For updates to cooling center locations and hours, visit Help for When it’s Hot.
Multnomah County will open cooling centers at the Oregon Convention Center, Sunrise Center, and a county-owned building in Arbor Lodge this weekend to help unhoused Portlanders escape the extreme heat wave. The centers will be open from 1 to 9 pm beginning Friday, June 25, and extend through at least Monday, June 28.
Masks will be required in the cooling centers, but will only be required once people are cool and can tolerate breathing with their mask on, according to county spokesperson Kate Yeiser. Yeiser said the centers will be monitoring capacity for COVID safety, but no one will be turned away.

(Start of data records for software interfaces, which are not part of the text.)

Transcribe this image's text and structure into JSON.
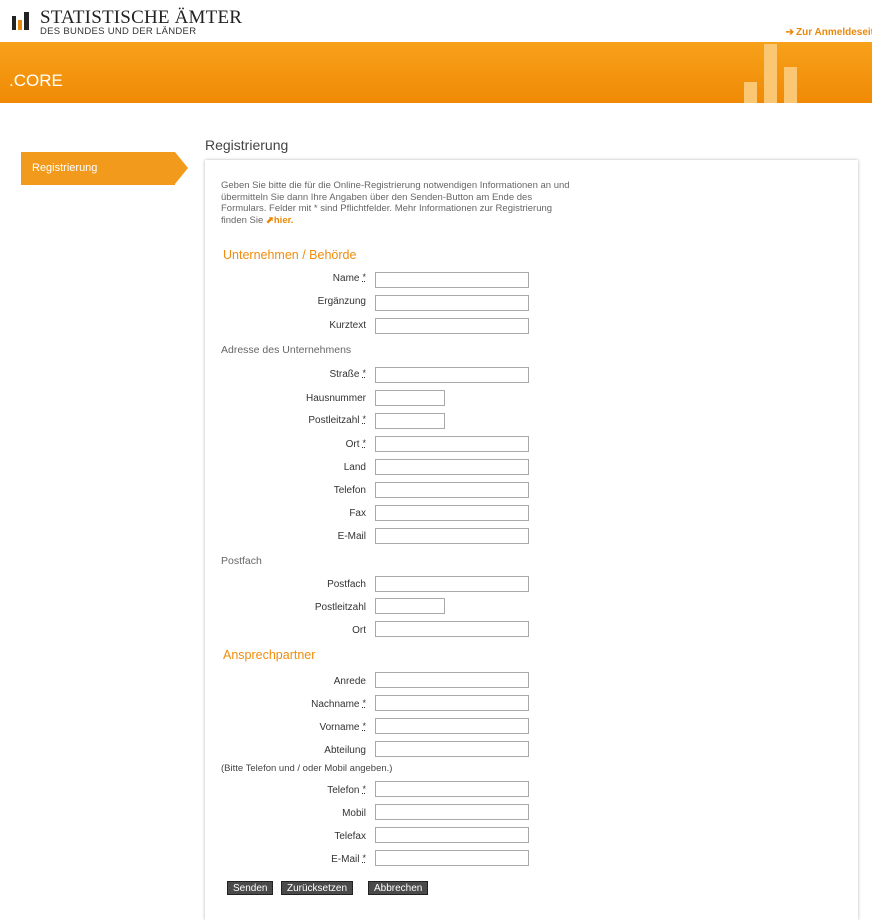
{
  "header": {
    "logo_title": "STATISTISCHE ÄMTER",
    "logo_subtitle": "DES BUNDES UND DER LÄNDER",
    "login_link": "Zur Anmeldeseit"
  },
  "banner": {
    "title": ".CORE"
  },
  "sidebar": {
    "items": [
      {
        "label": "Registrierung"
      }
    ]
  },
  "page_title": "Registrierung",
  "intro": {
    "lines": [
      "Geben Sie bitte die für die Online-Registrierung notwendigen Informationen an und",
      "übermitteln Sie dann Ihre Angaben über den Senden-Button am Ende des",
      "Formulars. Felder mit * sind Pflichtfelder. Mehr Informationen zur Registrierung"
    ],
    "last_prefix": "finden Sie ",
    "link_label": "hier."
  },
  "sections": {
    "company": "Unternehmen / Behörde",
    "address": "Adresse des Unternehmens",
    "postbox": "Postfach",
    "contact": "Ansprechpartner",
    "contact_note": "(Bitte Telefon und / oder Mobil angeben.)"
  },
  "required_mark": "*",
  "fields": {
    "name": {
      "label": "Name",
      "value": ""
    },
    "ergaenzung": {
      "label": "Ergänzung",
      "value": ""
    },
    "kurztext": {
      "label": "Kurztext",
      "value": ""
    },
    "strasse": {
      "label": "Straße",
      "value": ""
    },
    "hausnummer": {
      "label": "Hausnummer",
      "value": ""
    },
    "plz": {
      "label": "Postleitzahl",
      "value": ""
    },
    "ort": {
      "label": "Ort",
      "value": ""
    },
    "land": {
      "label": "Land",
      "value": ""
    },
    "telefon": {
      "label": "Telefon",
      "value": ""
    },
    "fax": {
      "label": "Fax",
      "value": ""
    },
    "email": {
      "label": "E-Mail",
      "value": ""
    },
    "postfach": {
      "label": "Postfach",
      "value": ""
    },
    "postfach_plz": {
      "label": "Postleitzahl",
      "value": ""
    },
    "postfach_ort": {
      "label": "Ort",
      "value": ""
    },
    "anrede": {
      "label": "Anrede",
      "value": ""
    },
    "nachname": {
      "label": "Nachname",
      "value": ""
    },
    "vorname": {
      "label": "Vorname",
      "value": ""
    },
    "abteilung": {
      "label": "Abteilung",
      "value": ""
    },
    "cp_telefon": {
      "label": "Telefon",
      "value": ""
    },
    "mobil": {
      "label": "Mobil",
      "value": ""
    },
    "telefax": {
      "label": "Telefax",
      "value": ""
    },
    "cp_email": {
      "label": "E-Mail",
      "value": ""
    }
  },
  "buttons": {
    "send": "Senden",
    "reset": "Zurücksetzen",
    "cancel": "Abbrechen"
  },
  "colors": {
    "accent": "#f29a1c",
    "link": "#e8890b",
    "banner": "#f7a11a"
  }
}
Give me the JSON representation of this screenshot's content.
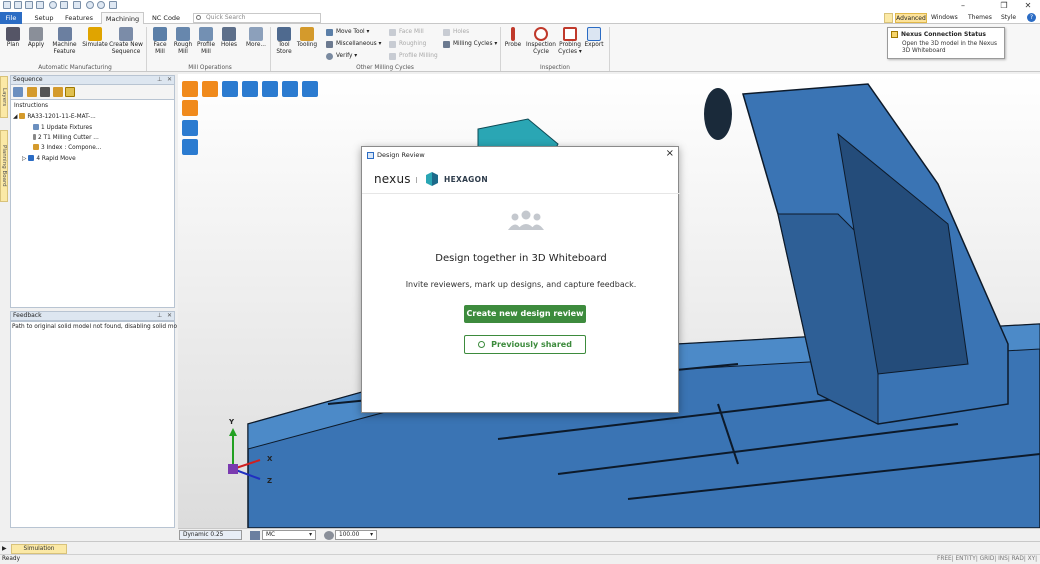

The county is still exploring adding additional cooling center options.
Portland will experience temperatures over 100 degrees—possibly up to 110—on Saturday, Sunday, and Monday due to a heatwave throughout the Western states. This heatwave is abnormally dangerous because the overnight temperatures will remain around 70 degrees, county officials said in a press release.
“The research we have shows it’s those nighttime lows that are really important to health,” said Brendon Haggerty, interim supervisor for Multnomah County Health Department’s Healthy Homes and Communities program. “People rely on those temperatures to recover and to cool down their homes. But nights are not going to provide the relief we might normally get.”
County Health Officer Jennifer Vines called the heat “life-threatening” and urged everyone to find someplace cool to spend time in the coming days. If Portlanders have an air conditioned space, Vines said sharing that space with others is more important than observing COVID precautions.
“For people who already have somewhere cool, their job is to reach out to other people,” Vines said. “COVID precautions are important for people who aren’t fully vaccinated, but right now those precautions are secondary.”
Anyone that needs transportation assistance to get to a cooling center can call 2-1-1. If Portlanders encounter someone outside in the heat who appears disoriented or confused, they should offer to help that person move to a cool space and call 9-1-1, as those are the symptoms of heat stroke. Other symptoms of heat stroke include high body temperature, hot dry skin or sweating, loss of coordination, and a throbbing headache.
Just like last summer, the pandemic has shuttered typical air conditioned buildings for unhoused people like public libraries, senior centers, and homeless service day-centers. Some library locations are open to the public, but patrons are required to reserve a time to browse. The Joint Office of Homeless Services will be handing out hot-weather supply kits, which include water, cooling towels, sunscreen, and electrolytes, at its downtown location. Outreach workers will also be visiting houseless camps to distribute those supplies to vulnerable people. The Blanchet House is also accepting donations of lightly-used water bottles that will be sanitized, filled, and distributed with the organization’s regular food service.
For people who do have shelter but are still looking for ways to cool down, all outdoor public pools are now open for the summer—you can make a reservation to swim with a group of up to six people here. Additionally, the city’s public splash pads opened earlier this month and a complete map can be found here.
The county also recommends avoiding turning on the oven or stove during the heat, opening doors and windows during the coolest part of the night, and making cool packs by filling a sock with rice and placing it in the freezer, or freezing a wet washcloth.
There is also an increased risk of wildfires throughout Oregon this weekend due to dry lightning strikes. The Mercury has your guide to wildfire alert systems and smoke mitigation tips.
Oregon Convention Center: 777 NE Martin Luther King, Jr. Blvd.
Sunrise Center: 18901 E Burnside St.
Arbor Lodge building: 1952 N. Lombard St.